    Start with a withering putdown: something about pasty-faced young men lining up to pot balls all day long.

    Then state that you don’t know who any of them are. Make it clear that this isn’t your fault. You can’t be expected to know something about the subject you’re writing on. No, it is the fault of the players because they are all the same: all these players you’ve never bothered to interview or study.

    Then contrast the modern players with those of years gone by. This would be a good moment to invoke Bill Werbeniuk, Eddie Charlton and Alex Higgins.

    These, you must make clear, were proper ‘characters’, although it’s important you don’t define what you mean by ‘character’ and you certainly mustn’t apply it to someone who, in the last five years, has reached two world finals despite suffering from a debilitating medical condition, a display of ‘character’ by most people’s definition.

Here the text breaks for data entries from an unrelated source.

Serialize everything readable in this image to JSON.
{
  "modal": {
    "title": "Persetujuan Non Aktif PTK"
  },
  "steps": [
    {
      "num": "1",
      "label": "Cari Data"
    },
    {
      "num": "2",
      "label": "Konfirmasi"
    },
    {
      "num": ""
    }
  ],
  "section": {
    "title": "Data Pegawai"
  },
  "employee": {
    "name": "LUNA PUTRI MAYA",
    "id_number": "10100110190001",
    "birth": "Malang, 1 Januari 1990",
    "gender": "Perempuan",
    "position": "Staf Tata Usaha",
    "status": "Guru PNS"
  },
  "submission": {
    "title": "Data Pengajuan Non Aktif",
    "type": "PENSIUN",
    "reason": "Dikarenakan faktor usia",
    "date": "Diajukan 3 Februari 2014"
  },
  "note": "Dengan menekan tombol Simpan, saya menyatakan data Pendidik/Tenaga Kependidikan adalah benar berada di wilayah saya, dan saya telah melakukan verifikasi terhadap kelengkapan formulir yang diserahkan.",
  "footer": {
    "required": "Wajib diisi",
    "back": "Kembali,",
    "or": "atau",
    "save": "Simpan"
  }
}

    But what other people think doesn’t matter: it’s all about you. Everyone wants to know what you think, even though they’ve never heard of you.

    There is a danger of you making snooker look like something that was worth watching back in the good old days, so while you can write in a faux fondly way about it, you must also make it clear you really think it’s all beneath you.

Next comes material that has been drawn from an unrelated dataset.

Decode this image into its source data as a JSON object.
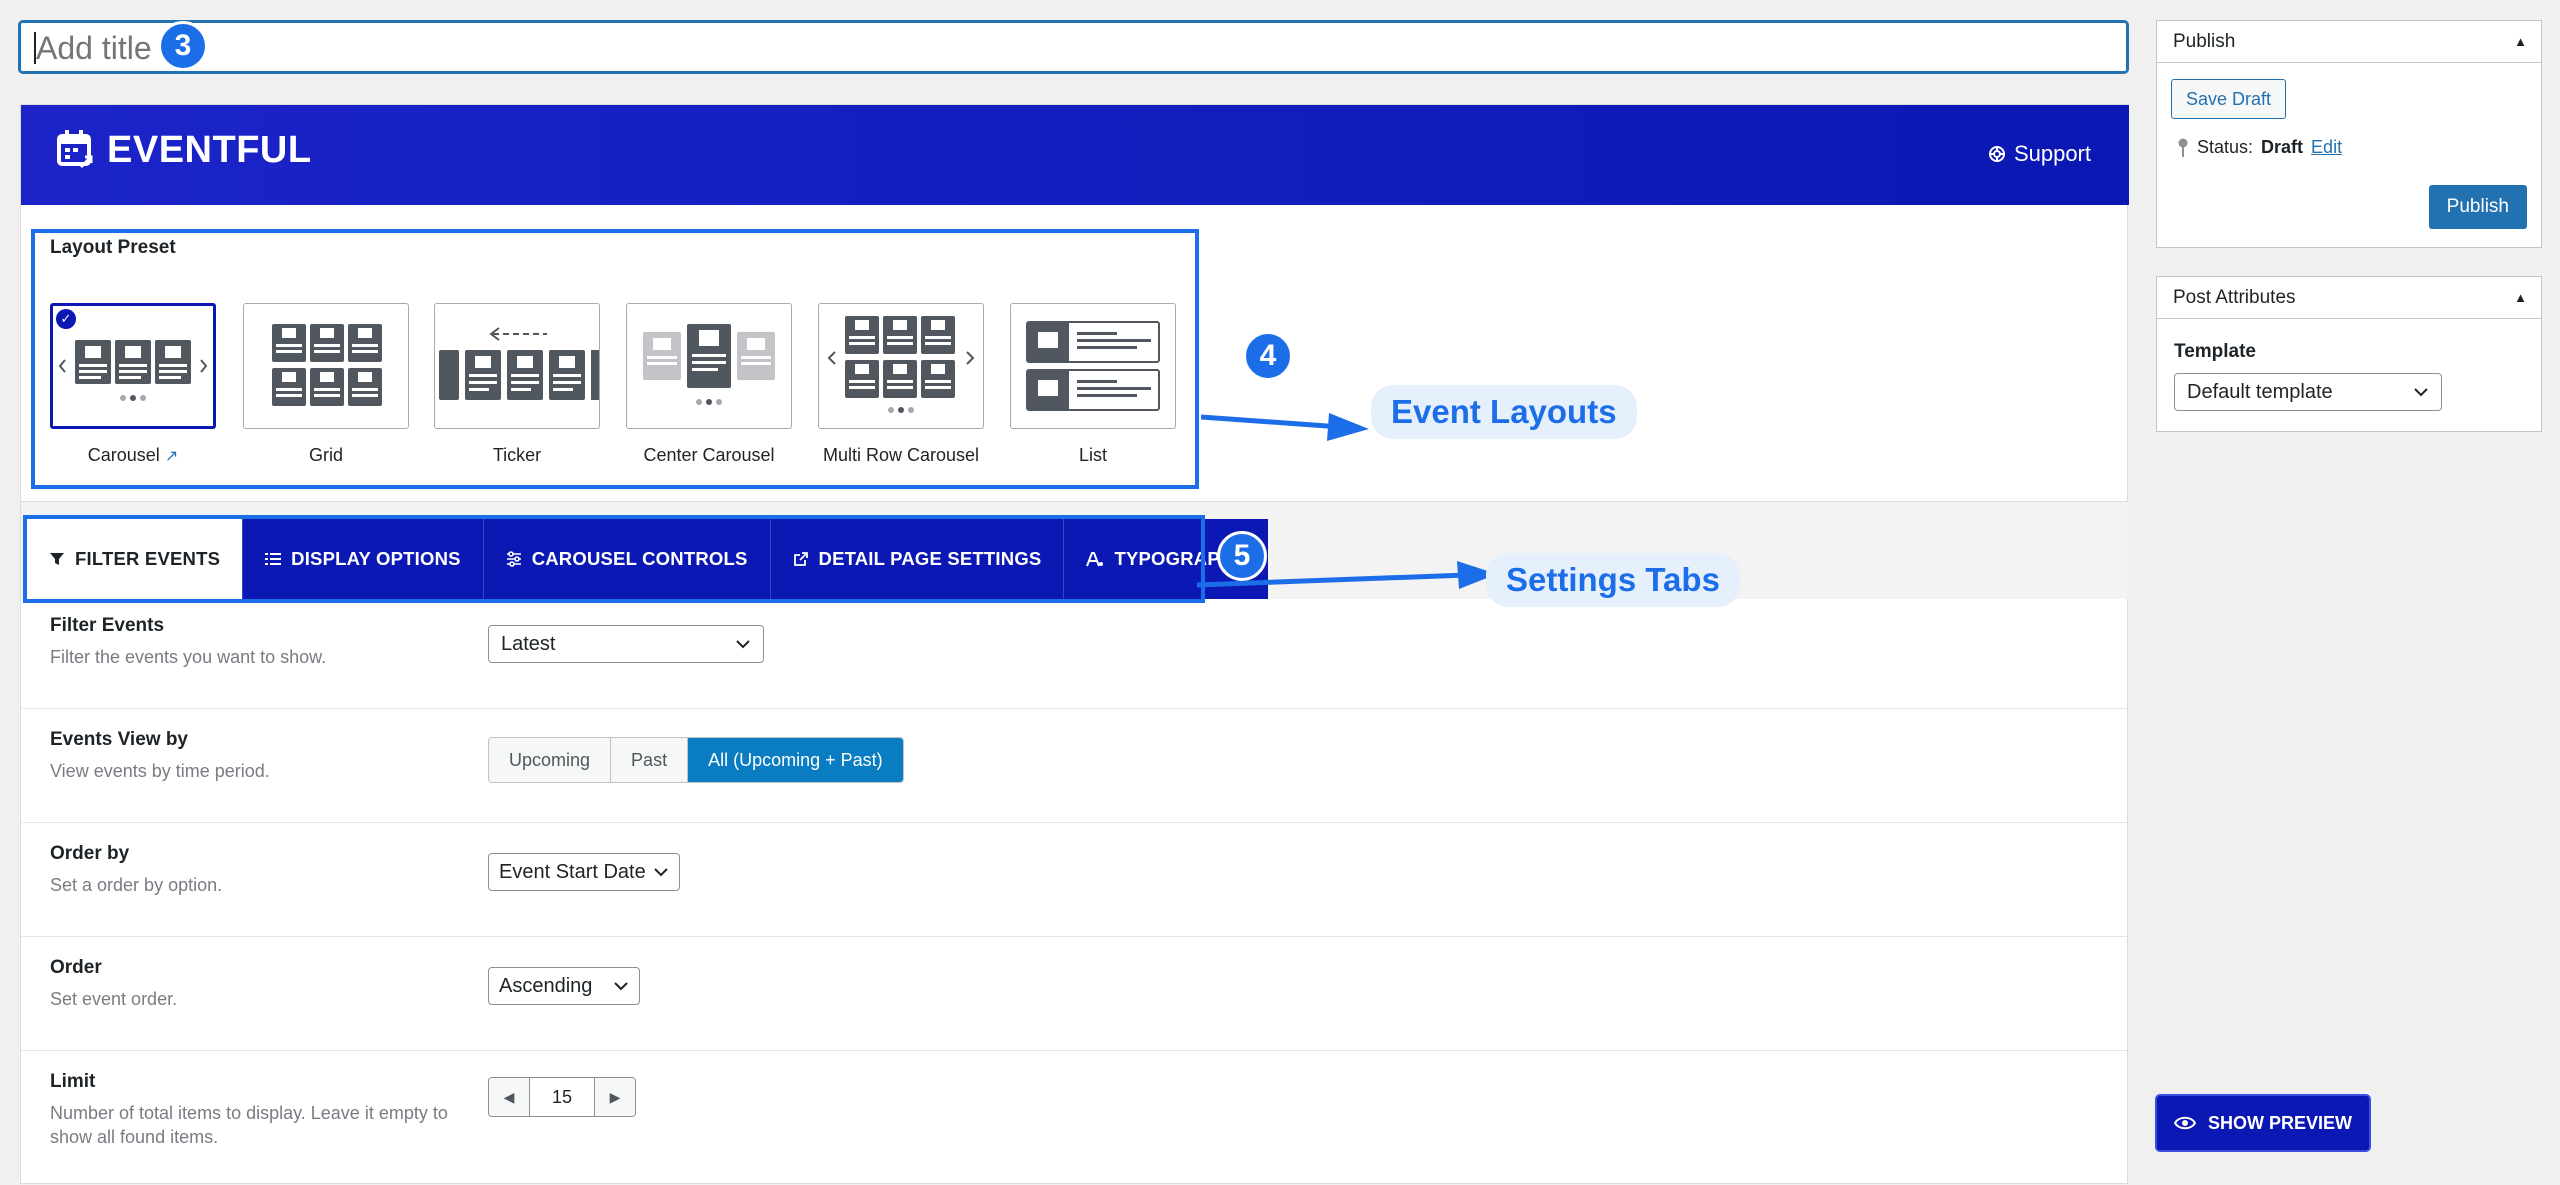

    Making fun of the players’ physical appearances and suggesting none of it was really taken seriously is the way to do this. Throw in Ted Lowe’s infamous quote about watching in black and white – you know, the one with about six different versions – because it has to go somewhere and you can twist it to make it look as if no one should have been watching at all.

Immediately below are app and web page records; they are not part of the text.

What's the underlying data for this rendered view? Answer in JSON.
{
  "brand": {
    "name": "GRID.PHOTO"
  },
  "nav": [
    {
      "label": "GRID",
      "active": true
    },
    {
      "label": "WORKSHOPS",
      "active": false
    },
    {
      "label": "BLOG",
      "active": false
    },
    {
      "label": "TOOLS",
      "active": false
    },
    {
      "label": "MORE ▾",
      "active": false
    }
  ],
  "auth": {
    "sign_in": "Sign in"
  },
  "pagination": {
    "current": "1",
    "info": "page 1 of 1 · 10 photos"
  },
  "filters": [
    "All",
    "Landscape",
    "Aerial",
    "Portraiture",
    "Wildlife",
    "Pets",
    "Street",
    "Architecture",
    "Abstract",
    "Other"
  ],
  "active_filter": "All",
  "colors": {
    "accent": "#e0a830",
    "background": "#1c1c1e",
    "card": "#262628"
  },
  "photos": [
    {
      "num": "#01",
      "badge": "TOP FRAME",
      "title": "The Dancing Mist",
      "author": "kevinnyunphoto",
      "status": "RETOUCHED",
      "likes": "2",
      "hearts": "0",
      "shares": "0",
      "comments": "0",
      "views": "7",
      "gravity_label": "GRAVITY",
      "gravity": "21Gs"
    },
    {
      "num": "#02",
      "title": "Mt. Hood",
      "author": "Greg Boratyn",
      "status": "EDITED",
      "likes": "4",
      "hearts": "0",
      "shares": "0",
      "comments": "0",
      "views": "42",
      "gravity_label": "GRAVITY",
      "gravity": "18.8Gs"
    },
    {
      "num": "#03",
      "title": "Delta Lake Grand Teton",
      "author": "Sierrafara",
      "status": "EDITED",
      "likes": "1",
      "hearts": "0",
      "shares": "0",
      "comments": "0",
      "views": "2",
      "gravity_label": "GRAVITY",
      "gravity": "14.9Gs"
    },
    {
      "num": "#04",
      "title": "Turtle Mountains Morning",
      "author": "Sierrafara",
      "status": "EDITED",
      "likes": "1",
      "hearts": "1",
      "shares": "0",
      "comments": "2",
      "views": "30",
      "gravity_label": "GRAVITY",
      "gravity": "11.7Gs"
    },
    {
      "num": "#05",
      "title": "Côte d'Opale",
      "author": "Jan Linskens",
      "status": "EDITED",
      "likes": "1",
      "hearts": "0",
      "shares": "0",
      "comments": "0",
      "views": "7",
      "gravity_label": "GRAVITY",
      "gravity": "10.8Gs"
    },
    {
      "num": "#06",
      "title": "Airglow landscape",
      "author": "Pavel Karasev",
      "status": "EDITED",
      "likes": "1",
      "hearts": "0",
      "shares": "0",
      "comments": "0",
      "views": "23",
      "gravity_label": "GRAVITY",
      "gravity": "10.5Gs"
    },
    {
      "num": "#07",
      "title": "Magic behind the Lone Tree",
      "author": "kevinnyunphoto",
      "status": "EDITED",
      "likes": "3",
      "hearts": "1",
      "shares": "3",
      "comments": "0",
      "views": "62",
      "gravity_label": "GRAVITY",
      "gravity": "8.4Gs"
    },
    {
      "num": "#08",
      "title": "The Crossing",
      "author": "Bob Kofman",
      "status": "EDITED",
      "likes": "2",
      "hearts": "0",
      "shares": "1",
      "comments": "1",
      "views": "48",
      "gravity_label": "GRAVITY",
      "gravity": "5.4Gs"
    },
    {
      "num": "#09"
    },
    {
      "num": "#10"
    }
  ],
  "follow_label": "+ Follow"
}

    Ramble on here about late night finishes – all of which would have bored you rigid had you actually watched them – and smoky snooker halls, the romanticism of which would have worn off within minutes had you ever been in one.

    Mention Dennis Taylor’s hilarious glasses and then you can deliver the big one: that 18.5 million viewers no longer tune in to watch every match.

    It’s vital here that you don’t put into context the audience for the 1985 final as a freak figure hardly repeated since by any sport outside football. You absolutely must not point out that this year’s potential viewing audience for the world final will top 100 million worldwide, not least because the rest of the world doesn’t count in your smugly parochial bubble of self-importance.

    You will have to concede here that Ronnie O’Sullivan is one of the most fascinating sportsmen in Britain but you can use this to your advantage: point out that he is the only player with any personality. Again, don’t attempt to interview any of the others in case you discover that any of them are interesting.

    Also, if writing about O’Sullivan, don’t attempt a fresh angle or any proper insight. Merely get out the cuttings file detailing his life and career and recycle that.

    You still have space to fill so throw in a few statements which have no basis in fact: that the professional game will be dead within years, that prize money has plummeted, that it’s only pensioners who watch, that players can make 147s but are told not to.

    You may also at this point wish to suggest that snooker isn’t really a sport. At no point state that people have different interests and therefore enjoy different sports. Do not praise the high skill level and ice-like temperament required to play top level professional snooker. Do not praise the dedication and sacrifices required to become world champion.

    You’re nearly finished. Soon you can turn your ignorance to some other unsuspecting subject. But it’s important you finish with one final sneer.

    I would suggest something along the lines of ‘Player X may well win the world title, but who will even notice?’

    Congratulations, you are now a snooker expert and we look forward to reading your thoughts again next year.


  • #2
    Spot on!!!

    These hacks are not worthy of the title "journalist". They should bring back corporal punishment for such loathsome creatures... A morning in the stocks on Tudor Square or, a hot branding iron could be swiftly implemented...
    Last edited by Cyril; 5 April 2013, 11:59 AM.


    • #3
      I fear this will be very close to reality. Please post the link when the article appears, it will be fun seeing how many inclusions you predicted! I reckon the Daily Mail will be a good place to start.